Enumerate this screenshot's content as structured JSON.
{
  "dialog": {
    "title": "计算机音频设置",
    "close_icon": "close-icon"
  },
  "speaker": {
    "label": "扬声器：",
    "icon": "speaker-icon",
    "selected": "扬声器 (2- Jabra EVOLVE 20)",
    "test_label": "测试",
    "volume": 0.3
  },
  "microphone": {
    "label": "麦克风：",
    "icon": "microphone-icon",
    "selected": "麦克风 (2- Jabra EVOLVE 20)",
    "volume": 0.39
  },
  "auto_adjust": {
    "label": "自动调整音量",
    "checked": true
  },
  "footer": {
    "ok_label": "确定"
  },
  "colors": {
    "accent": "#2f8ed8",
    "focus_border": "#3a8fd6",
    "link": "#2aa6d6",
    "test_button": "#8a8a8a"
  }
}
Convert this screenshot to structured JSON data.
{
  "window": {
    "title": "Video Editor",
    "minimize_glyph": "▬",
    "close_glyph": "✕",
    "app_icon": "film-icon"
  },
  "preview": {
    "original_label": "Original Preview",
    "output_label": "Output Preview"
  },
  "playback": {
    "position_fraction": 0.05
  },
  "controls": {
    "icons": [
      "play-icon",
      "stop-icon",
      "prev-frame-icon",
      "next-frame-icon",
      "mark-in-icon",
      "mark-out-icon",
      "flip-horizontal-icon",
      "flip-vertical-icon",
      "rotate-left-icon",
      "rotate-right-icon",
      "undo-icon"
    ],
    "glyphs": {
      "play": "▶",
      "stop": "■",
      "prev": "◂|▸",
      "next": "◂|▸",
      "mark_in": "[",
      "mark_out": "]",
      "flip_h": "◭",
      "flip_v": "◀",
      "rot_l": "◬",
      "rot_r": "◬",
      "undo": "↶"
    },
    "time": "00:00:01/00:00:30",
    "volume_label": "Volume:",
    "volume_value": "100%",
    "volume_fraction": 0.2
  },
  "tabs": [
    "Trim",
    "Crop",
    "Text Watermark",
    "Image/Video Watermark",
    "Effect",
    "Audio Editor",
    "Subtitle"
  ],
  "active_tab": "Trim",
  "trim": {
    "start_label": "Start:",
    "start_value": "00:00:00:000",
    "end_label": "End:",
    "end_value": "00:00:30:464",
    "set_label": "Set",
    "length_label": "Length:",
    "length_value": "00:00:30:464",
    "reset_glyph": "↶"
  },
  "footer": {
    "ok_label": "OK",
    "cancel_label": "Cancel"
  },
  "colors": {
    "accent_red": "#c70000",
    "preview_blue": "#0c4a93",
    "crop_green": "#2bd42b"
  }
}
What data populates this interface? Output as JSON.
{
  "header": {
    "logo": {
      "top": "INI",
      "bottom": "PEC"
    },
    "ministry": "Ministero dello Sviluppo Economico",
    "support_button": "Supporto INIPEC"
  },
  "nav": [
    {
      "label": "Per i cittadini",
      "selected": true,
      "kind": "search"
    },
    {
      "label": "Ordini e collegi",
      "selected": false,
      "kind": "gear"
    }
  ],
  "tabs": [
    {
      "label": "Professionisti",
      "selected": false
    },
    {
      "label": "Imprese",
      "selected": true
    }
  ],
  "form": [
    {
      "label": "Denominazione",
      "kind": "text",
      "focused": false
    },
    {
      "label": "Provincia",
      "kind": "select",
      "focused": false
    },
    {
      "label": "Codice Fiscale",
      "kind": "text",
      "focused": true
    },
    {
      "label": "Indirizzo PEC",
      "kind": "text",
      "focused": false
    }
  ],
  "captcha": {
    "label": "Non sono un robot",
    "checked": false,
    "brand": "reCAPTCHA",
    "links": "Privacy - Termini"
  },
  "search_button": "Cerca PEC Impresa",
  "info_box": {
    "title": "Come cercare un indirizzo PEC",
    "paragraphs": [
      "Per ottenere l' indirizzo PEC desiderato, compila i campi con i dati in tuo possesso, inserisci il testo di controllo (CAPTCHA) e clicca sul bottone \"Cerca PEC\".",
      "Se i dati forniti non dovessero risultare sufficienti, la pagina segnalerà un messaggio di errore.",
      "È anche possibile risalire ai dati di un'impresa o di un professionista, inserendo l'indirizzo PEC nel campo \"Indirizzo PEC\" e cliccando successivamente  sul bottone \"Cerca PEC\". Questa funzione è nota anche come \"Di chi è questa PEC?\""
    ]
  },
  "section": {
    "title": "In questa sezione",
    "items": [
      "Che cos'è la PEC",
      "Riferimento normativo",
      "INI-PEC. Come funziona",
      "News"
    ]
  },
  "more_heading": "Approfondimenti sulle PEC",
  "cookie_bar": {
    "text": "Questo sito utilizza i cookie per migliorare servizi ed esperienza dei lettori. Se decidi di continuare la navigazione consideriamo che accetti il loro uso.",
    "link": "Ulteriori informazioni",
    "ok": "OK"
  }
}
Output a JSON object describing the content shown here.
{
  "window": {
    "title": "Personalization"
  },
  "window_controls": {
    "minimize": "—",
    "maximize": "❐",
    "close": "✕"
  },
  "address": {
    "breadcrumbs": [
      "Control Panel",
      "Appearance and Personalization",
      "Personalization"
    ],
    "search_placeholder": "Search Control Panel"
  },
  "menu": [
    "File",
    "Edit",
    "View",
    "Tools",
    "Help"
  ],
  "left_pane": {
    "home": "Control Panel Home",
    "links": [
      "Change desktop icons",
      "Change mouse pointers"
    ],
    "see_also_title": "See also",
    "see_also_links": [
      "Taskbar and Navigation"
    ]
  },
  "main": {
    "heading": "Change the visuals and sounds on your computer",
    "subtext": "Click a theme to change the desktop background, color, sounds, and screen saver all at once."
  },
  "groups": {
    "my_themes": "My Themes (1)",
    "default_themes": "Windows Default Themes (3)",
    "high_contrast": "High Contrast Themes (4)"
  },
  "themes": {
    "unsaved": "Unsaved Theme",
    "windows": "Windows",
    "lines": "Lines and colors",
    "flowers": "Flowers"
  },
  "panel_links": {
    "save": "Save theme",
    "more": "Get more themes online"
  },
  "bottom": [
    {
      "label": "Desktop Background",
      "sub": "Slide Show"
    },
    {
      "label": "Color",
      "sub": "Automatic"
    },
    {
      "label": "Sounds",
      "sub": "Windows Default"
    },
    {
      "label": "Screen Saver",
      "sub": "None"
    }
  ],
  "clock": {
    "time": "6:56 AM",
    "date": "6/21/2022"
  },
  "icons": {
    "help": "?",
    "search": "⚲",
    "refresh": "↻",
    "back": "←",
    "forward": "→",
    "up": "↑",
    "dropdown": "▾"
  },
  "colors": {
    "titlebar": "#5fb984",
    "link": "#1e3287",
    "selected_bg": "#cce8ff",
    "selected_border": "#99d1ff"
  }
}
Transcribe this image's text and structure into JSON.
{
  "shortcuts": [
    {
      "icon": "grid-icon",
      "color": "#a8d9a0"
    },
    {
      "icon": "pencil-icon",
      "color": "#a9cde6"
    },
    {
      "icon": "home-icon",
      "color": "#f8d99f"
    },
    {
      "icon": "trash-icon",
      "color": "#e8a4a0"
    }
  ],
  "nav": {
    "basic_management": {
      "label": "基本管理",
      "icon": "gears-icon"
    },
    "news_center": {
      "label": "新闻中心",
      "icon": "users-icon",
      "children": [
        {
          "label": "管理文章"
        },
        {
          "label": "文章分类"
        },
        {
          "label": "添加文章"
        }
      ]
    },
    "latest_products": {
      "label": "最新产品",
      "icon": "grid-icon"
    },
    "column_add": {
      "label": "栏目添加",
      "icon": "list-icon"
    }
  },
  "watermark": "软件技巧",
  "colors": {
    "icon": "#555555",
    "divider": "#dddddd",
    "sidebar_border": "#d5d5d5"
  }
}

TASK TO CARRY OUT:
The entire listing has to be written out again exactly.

EXERCISE RESULT:
Enumerate this screenshot's content as structured JSON.
{
  "dialog": {
    "title": "计算机音频设置",
    "close_icon": "close-icon"
  },
  "speaker": {
    "label": "扬声器：",
    "icon": "speaker-icon",
    "selected": "扬声器 (2- Jabra EVOLVE 20)",
    "test_label": "测试",
    "volume": 0.3
  },
  "microphone": {
    "label": "麦克风：",
    "icon": "microphone-icon",
    "selected": "麦克风 (2- Jabra EVOLVE 20)",
    "volume": 0.39
  },
  "auto_adjust": {
    "label": "自动调整音量",
    "checked": true
  },
  "footer": {
    "ok_label": "确定"
  },
  "colors": {
    "accent": "#2f8ed8",
    "focus_border": "#3a8fd6",
    "link": "#2aa6d6",
    "test_button": "#8a8a8a"
  }
}
Convert this screenshot to structured JSON data.
{
  "window": {
    "title": "Video Editor",
    "minimize_glyph": "▬",
    "close_glyph": "✕",
    "app_icon": "film-icon"
  },
  "preview": {
    "original_label": "Original Preview",
    "output_label": "Output Preview"
  },
  "playback": {
    "position_fraction": 0.05
  },
  "controls": {
    "icons": [
      "play-icon",
      "stop-icon",
      "prev-frame-icon",
      "next-frame-icon",
      "mark-in-icon",
      "mark-out-icon",
      "flip-horizontal-icon",
      "flip-vertical-icon",
      "rotate-left-icon",
      "rotate-right-icon",
      "undo-icon"
    ],
    "glyphs": {
      "play": "▶",
      "stop": "■",
      "prev": "◂|▸",
      "next": "◂|▸",
      "mark_in": "[",
      "mark_out": "]",
      "flip_h": "◭",
      "flip_v": "◀",
      "rot_l": "◬",
      "rot_r": "◬",
      "undo": "↶"
    },
    "time": "00:00:01/00:00:30",
    "volume_label": "Volume:",
    "volume_value": "100%",
    "volume_fraction": 0.2
  },
  "tabs": [
    "Trim",
    "Crop",
    "Text Watermark",
    "Image/Video Watermark",
    "Effect",
    "Audio Editor",
    "Subtitle"
  ],
  "active_tab": "Trim",
  "trim": {
    "start_label": "Start:",
    "start_value": "00:00:00:000",
    "end_label": "End:",
    "end_value": "00:00:30:464",
    "set_label": "Set",
    "length_label": "Length:",
    "length_value": "00:00:30:464",
    "reset_glyph": "↶"
  },
  "footer": {
    "ok_label": "OK",
    "cancel_label": "Cancel"
  },
  "colors": {
    "accent_red": "#c70000",
    "preview_blue": "#0c4a93",
    "crop_green": "#2bd42b"
  }
}
What data populates this interface? Output as JSON.
{
  "header": {
    "logo": {
      "top": "INI",
      "bottom": "PEC"
    },
    "ministry": "Ministero dello Sviluppo Economico",
    "support_button": "Supporto INIPEC"
  },
  "nav": [
    {
      "label": "Per i cittadini",
      "selected": true,
      "kind": "search"
    },
    {
      "label": "Ordini e collegi",
      "selected": false,
      "kind": "gear"
    }
  ],
  "tabs": [
    {
      "label": "Professionisti",
      "selected": false
    },
    {
      "label": "Imprese",
      "selected": true
    }
  ],
  "form": [
    {
      "label": "Denominazione",
      "kind": "text",
      "focused": false
    },
    {
      "label": "Provincia",
      "kind": "select",
      "focused": false
    },
    {
      "label": "Codice Fiscale",
      "kind": "text",
      "focused": true
    },
    {
      "label": "Indirizzo PEC",
      "kind": "text",
      "focused": false
    }
  ],
  "captcha": {
    "label": "Non sono un robot",
    "checked": false,
    "brand": "reCAPTCHA",
    "links": "Privacy - Termini"
  },
  "search_button": "Cerca PEC Impresa",
  "info_box": {
    "title": "Come cercare un indirizzo PEC",
    "paragraphs": [
      "Per ottenere l' indirizzo PEC desiderato, compila i campi con i dati in tuo possesso, inserisci il testo di controllo (CAPTCHA) e clicca sul bottone \"Cerca PEC\".",
      "Se i dati forniti non dovessero risultare sufficienti, la pagina segnalerà un messaggio di errore.",
      "È anche possibile risalire ai dati di un'impresa o di un professionista, inserendo l'indirizzo PEC nel campo \"Indirizzo PEC\" e cliccando successivamente  sul bottone \"Cerca PEC\". Questa funzione è nota anche come \"Di chi è questa PEC?\""
    ]
  },
  "section": {
    "title": "In questa sezione",
    "items": [
      "Che cos'è la PEC",
      "Riferimento normativo",
      "INI-PEC. Come funziona",
      "News"
    ]
  },
  "more_heading": "Approfondimenti sulle PEC",
  "cookie_bar": {
    "text": "Questo sito utilizza i cookie per migliorare servizi ed esperienza dei lettori. Se decidi di continuare la navigazione consideriamo che accetti il loro uso.",
    "link": "Ulteriori informazioni",
    "ok": "OK"
  }
}
Output a JSON object describing the content shown here.
{
  "window": {
    "title": "Personalization"
  },
  "window_controls": {
    "minimize": "—",
    "maximize": "❐",
    "close": "✕"
  },
  "address": {
    "breadcrumbs": [
      "Control Panel",
      "Appearance and Personalization",
      "Personalization"
    ],
    "search_placeholder": "Search Control Panel"
  },
  "menu": [
    "File",
    "Edit",
    "View",
    "Tools",
    "Help"
  ],
  "left_pane": {
    "home": "Control Panel Home",
    "links": [
      "Change desktop icons",
      "Change mouse pointers"
    ],
    "see_also_title": "See also",
    "see_also_links": [
      "Taskbar and Navigation"
    ]
  },
  "main": {
    "heading": "Change the visuals and sounds on your computer",
    "subtext": "Click a theme to change the desktop background, color, sounds, and screen saver all at once."
  },
  "groups": {
    "my_themes": "My Themes (1)",
    "default_themes": "Windows Default Themes (3)",
    "high_contrast": "High Contrast Themes (4)"
  },
  "themes": {
    "unsaved": "Unsaved Theme",
    "windows": "Windows",
    "lines": "Lines and colors",
    "flowers": "Flowers"
  },
  "panel_links": {
    "save": "Save theme",
    "more": "Get more themes online"
  },
  "bottom": [
    {
      "label": "Desktop Background",
      "sub": "Slide Show"
    },
    {
      "label": "Color",
      "sub": "Automatic"
    },
    {
      "label": "Sounds",
      "sub": "Windows Default"
    },
    {
      "label": "Screen Saver",
      "sub": "None"
    }
  ],
  "clock": {
    "time": "6:56 AM",
    "date": "6/21/2022"
  },
  "icons": {
    "help": "?",
    "search": "⚲",
    "refresh": "↻",
    "back": "←",
    "forward": "→",
    "up": "↑",
    "dropdown": "▾"
  },
  "colors": {
    "titlebar": "#5fb984",
    "link": "#1e3287",
    "selected_bg": "#cce8ff",
    "selected_border": "#99d1ff"
  }
}
Transcribe this image's text and structure into JSON.
{
  "shortcuts": [
    {
      "icon": "grid-icon",
      "color": "#a8d9a0"
    },
    {
      "icon": "pencil-icon",
      "color": "#a9cde6"
    },
    {
      "icon": "home-icon",
      "color": "#f8d99f"
    },
    {
      "icon": "trash-icon",
      "color": "#e8a4a0"
    }
  ],
  "nav": {
    "basic_management": {
      "label": "基本管理",
      "icon": "gears-icon"
    },
    "news_center": {
      "label": "新闻中心",
      "icon": "users-icon",
      "children": [
        {
          "label": "管理文章"
        },
        {
          "label": "文章分类"
        },
        {
          "label": "添加文章"
        }
      ]
    },
    "latest_products": {
      "label": "最新产品",
      "icon": "grid-icon"
    },
    "column_add": {
      "label": "栏目添加",
      "icon": "list-icon"
    }
  },
  "watermark": "软件技巧",
  "colors": {
    "icon": "#555555",
    "divider": "#dddddd",
    "sidebar_border": "#d5d5d5"
  }
}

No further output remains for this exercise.